The pace certainly picked up and was more intense than day 1. Again, the dishes were expected to be made in teams, and probably each team would work on a single dish. Not so for this session.
The menu had the following dishes:
- Vegetable Soup
- Pasta with fresh tomatoes
- Chicken stuffed with Mozzarella
- Pork tenderloin with a dijon mustard glaze
- Rustic apple pie
all to be made, eaten and largely cleaned up in 5 hours.
When planning a meal of this size, the sequence is pretty important, so the first part of the lesson was dealing with just that. Surprisingly (or not if you were already thinking this way), the pastry for the appple pie was the first thing to be made. Followed by prepping the chicken. At least in this class we didn't have to fabricate a whole chicken, although at home I probably would.
None of the dishes was particularly complicated, but they were all fairly laborious - well all except the pork.
Again, lots of learning. Keeping the workplace tidy and clean. Many trips to the sink for washing/sanitization.
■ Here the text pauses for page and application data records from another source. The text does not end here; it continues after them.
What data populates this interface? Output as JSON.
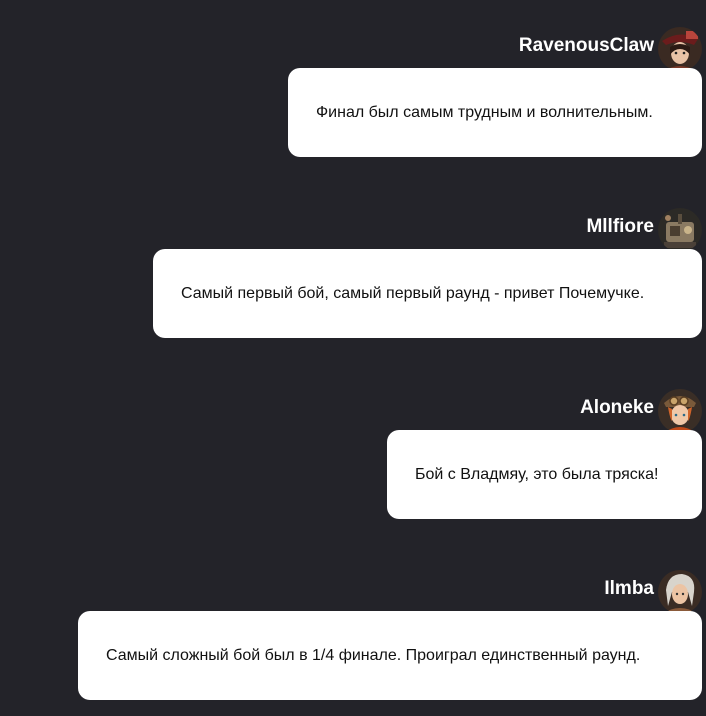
{
  "messages": [
    {
      "author": "RavenousClaw",
      "avatar_icon": "avatar-hat-girl-icon",
      "text": "Финал был самым трудным и волнительным."
    },
    {
      "author": "Mllfiore",
      "avatar_icon": "avatar-machine-icon",
      "text": "Самый первый бой, самый первый раунд - привет Почемучке."
    },
    {
      "author": "Aloneke",
      "avatar_icon": "avatar-goggles-icon",
      "text": "Бой с Владмяу, это была тряска!"
    },
    {
      "author": "Ilmba",
      "avatar_icon": "avatar-white-hair-icon",
      "text": "Самый сложный бой был в 1/4 финале. Проиграл единственный раунд."
    }
  ],
  "colors": {
    "background": "#232329",
    "bubble": "#ffffff",
    "author_text": "#ffffff",
    "message_text": "#111111"
  }
}
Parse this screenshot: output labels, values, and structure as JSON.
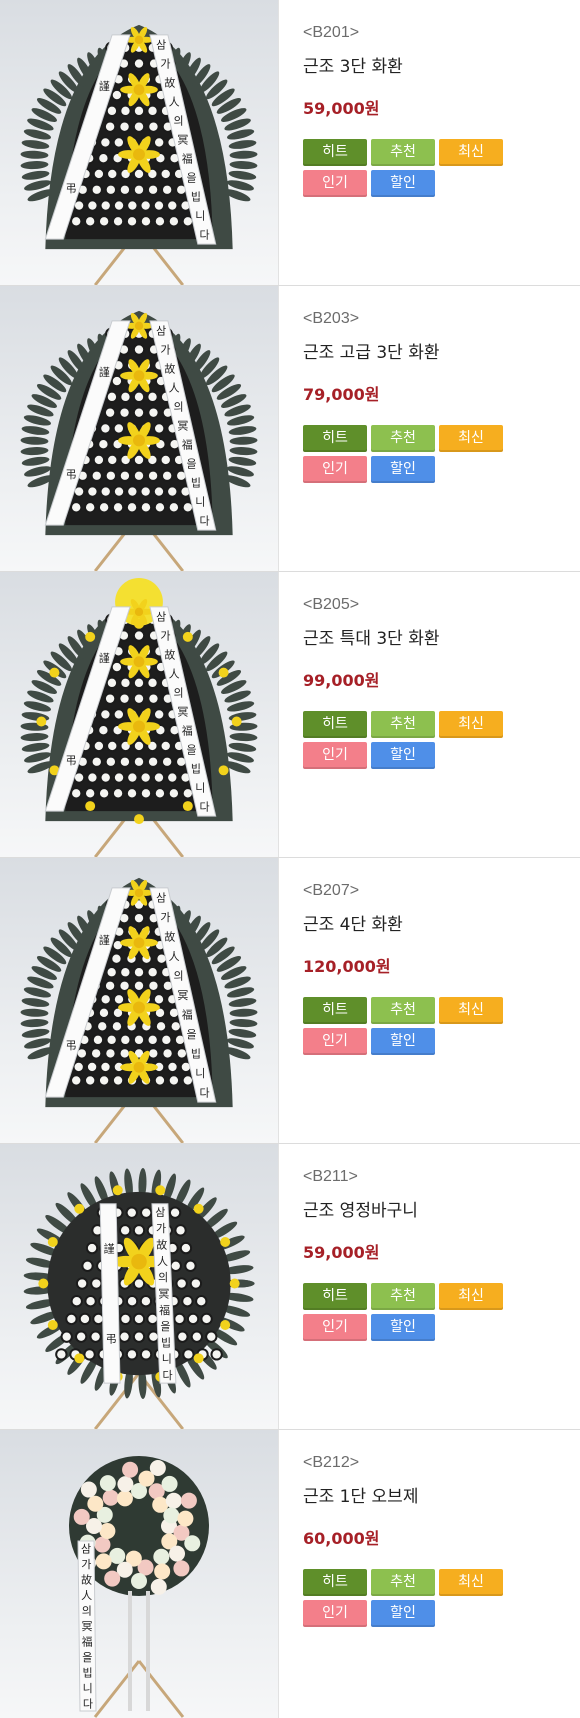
{
  "products": [
    {
      "code": "<B201>",
      "name": "근조 3단 화환",
      "price": "59,000원",
      "style": "tri"
    },
    {
      "code": "<B203>",
      "name": "근조 고급 3단 화환",
      "price": "79,000원",
      "style": "tri"
    },
    {
      "code": "<B205>",
      "name": "근조 특대 3단 화환",
      "price": "99,000원",
      "style": "big"
    },
    {
      "code": "<B207>",
      "name": "근조 4단 화환",
      "price": "120,000원",
      "style": "four"
    },
    {
      "code": "<B211>",
      "name": "근조 영정바구니",
      "price": "59,000원",
      "style": "round"
    },
    {
      "code": "<B212>",
      "name": "근조 1단 오브제",
      "price": "60,000원",
      "style": "obj"
    }
  ],
  "badges": {
    "hit": "히트",
    "recommend": "추천",
    "new": "최신",
    "popular": "인기",
    "sale": "할인"
  },
  "ribbon": {
    "left": "謹弔",
    "right": "삼가故人의冥福을빕니다"
  },
  "colors": {
    "price": "#a62027",
    "hit": "#5f8f2a",
    "recommend": "#8dc04f",
    "new": "#f6ae1f",
    "popular": "#f37f8a",
    "sale": "#4f8fe8"
  }
}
The pastry was interesting - the tricks there were keeping everything really cold and using a whole lot less liquid than you think. When you turn it out of the food processor it is kind of a shaggy mess which really does come together quickly and easily. Lots of resting time in the fridge and rolling was a cinch. Well, rolling was a cinch once they showed me what I was doing wrong.
Making sure that the pork tenderloin was cooked just enough (I like it at 140, the FDA recommends something much higher, but with modern pork cooking it a little less seems to preserve the juiciness). However if you have any doubts cook it to the temperature your country advises. It was seared to build a nice crust and flavor and then cooked on a rack in the oven (350 or so for about 12 minutes). Your mileage may very depending on oven callibration.
Prepping the chicken meant making a pocket, so of course I tore one. The flour coating helped to seal it after it stuffing it. These needed to be refrigerated as well prior to cooking them. More opportunity to ensure that I used one hand to handle the chicken and the other to dip into the salt/pepper for seasoning. You don't want a chickeny hand in the salt - contamination you know!
Everything therafter was pretty straight forward, but since there was a fair amount going on, it was amatter of staying organized and paying attention.